Starting off in full disclosure, I have not been involved with a project that has formally implemented an integrated project delivery (IPD) contract. Having said that, we have been involved with numerous projects that have the philosophical foundation IPD professes, but without a singular IPD agreement.
My first observation is that owners who develop buildings hire experts in their respective fields with the intent of transferring certain risks to the professional team (design professionals, construction professionals, etc.), at least during the process of developing the building. Ultimately, all owners carry the entire risk of their development, from soup to nuts. If you believe in the business tenet of shedding risk as an owner, why would an owner want to share risk with the construction and design professionals in an IPD contract? Amongst my peers with IPD experience, I have discussed the structure of the IPD’s they have been involved with and the majority of them have experienced an IPD contract between the design and construction professionals and in some cases the prime subcontractors. However, in the majority of IPD examples that I have reviewed with my colleagues, the owners were not a party to the IPD agreement. Evidently, these owners did not desire to enter into an IPD agreement. So is an IPD agreement without an owner included, contractually speaking, a true IPD agreement or is it a form of a design-build agreement? A design-build agreement can properly incentivize all parties to work in a more integrated fashion without “cutting corners” as is the perception in the marketplace.
There is no silver bullet; there is no one way to deliver all projects. Each project has its own specific objectives. I am confident there are projects where IPD would be the preferred approach. Fundamentally, I am a believer in hiring the right people (notice I did not say firm) in the first place through a disciplined qualification/selection process — and then contracting with them under the properly defined contract terms. These two aspects are fundamental in assembling the appropriate team for a project.
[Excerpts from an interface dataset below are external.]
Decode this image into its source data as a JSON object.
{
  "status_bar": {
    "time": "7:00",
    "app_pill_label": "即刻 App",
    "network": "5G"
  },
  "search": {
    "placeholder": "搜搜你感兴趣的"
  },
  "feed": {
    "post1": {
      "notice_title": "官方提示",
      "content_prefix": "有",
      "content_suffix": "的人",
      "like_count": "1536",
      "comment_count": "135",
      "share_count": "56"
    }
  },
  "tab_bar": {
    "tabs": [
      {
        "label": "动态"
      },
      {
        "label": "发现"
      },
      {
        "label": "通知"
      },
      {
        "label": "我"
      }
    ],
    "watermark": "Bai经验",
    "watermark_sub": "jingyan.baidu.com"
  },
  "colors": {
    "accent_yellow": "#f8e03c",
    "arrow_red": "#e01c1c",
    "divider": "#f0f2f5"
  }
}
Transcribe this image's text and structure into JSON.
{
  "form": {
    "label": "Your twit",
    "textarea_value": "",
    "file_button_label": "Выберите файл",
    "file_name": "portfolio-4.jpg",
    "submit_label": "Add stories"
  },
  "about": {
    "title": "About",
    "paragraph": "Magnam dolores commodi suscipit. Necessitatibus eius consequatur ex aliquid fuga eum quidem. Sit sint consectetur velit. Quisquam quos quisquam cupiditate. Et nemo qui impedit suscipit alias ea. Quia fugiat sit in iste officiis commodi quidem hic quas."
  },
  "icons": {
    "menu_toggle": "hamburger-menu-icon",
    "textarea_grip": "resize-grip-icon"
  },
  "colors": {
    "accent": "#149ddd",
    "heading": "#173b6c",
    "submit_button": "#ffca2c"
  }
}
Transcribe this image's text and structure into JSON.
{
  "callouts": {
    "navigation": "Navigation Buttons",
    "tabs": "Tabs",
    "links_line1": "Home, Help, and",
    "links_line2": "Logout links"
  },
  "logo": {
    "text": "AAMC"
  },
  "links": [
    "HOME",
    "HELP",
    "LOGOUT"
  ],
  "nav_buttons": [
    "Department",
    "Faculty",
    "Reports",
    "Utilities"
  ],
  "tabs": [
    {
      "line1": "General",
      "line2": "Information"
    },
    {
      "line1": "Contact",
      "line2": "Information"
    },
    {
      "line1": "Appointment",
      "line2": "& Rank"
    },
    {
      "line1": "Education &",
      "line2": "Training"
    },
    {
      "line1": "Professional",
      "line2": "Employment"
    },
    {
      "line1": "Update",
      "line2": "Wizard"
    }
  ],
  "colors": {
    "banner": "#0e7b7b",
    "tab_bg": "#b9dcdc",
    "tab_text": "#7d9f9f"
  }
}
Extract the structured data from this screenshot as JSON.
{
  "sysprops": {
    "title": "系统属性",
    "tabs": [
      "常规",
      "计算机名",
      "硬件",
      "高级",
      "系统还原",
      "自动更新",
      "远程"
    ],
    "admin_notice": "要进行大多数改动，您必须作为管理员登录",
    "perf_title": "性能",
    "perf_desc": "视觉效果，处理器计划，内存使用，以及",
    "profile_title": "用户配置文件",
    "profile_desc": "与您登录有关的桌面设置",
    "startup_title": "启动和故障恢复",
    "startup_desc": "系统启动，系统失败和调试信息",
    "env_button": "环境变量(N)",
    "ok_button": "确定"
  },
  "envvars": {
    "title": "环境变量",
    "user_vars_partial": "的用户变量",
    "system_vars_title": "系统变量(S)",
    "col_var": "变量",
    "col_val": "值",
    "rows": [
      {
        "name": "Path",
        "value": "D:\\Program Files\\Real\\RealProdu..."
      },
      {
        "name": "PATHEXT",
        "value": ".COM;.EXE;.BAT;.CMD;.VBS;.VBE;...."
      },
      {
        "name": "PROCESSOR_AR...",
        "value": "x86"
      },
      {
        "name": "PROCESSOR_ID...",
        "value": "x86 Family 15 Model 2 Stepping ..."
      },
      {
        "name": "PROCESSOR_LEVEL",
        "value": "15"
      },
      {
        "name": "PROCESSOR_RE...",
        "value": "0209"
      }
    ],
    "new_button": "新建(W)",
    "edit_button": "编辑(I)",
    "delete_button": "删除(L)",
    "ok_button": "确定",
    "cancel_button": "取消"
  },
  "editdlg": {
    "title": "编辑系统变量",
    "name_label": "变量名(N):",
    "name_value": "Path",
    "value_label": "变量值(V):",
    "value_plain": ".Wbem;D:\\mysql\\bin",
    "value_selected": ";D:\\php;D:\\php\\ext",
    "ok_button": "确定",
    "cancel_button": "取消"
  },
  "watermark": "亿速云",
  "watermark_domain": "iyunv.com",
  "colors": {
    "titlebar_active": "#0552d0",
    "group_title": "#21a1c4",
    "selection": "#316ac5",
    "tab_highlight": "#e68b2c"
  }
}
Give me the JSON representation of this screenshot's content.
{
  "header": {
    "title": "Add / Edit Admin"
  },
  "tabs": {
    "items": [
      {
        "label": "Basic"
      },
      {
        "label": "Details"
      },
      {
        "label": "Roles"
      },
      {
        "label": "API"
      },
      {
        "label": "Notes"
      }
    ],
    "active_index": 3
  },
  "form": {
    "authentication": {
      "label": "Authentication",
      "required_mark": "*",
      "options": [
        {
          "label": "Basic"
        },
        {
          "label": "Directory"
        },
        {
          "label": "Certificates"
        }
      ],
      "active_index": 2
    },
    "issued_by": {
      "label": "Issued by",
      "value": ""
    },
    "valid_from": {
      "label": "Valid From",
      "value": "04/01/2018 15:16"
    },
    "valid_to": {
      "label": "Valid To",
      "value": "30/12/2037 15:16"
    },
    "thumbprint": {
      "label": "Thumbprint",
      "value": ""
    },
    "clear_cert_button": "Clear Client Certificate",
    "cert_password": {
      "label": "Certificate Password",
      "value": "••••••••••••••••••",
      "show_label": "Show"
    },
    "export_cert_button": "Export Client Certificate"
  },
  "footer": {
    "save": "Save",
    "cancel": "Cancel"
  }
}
Through the selection process, we watch intently for indications of how collaborative they might be with the owner and other potential team members, based on what they say in their proposal, behavioral indications during an interview and through reference checking.
There are no guarantees that you will always hire the best team members for your project. After all, we are imperfect humans. But, then if you depend on a contract type to make team members behave in a more integrated and collaborative fashion, I would offer that they may not be the most appropriate team. Contracts are made for those who don’t play by the rules; not for those that play by the rules.
True IPD is great in concept but quite rare in our experience. Vincent King, P. A., a St. Paul- based attorney specialized in construction law, notes that “I’ve probably reviewed several hundred contracts, large and small, over the past few years and have yet to see a single true IPD project. Sometimes owners want all the benefits of it but without all the risk sharing…they still want indemnities, warranties, risk-shedding, etc. Those are tough contracts to deal with. Sometimes design-build contractors will develop an IPD-like approach, but will keep the traditional contracts. From what I’m seeing there is a very strong trend to contractor-led design-build, especially in the medical arena.”
In summary, our firm’s preferred approach is to achieve collaboration and integration through assembling a team that will work together and still be allowed to professionally challenge one another. Positive tension amongst a group of collaborative and open-minded team members is always a healthy attribute in making the best business decisions and delivering the best project for our clients.
Our experience has been that regardless of any specific agreement type, selecting people that have the experience, focus and reputation to work in a collaborative environment is typically the most successful approach.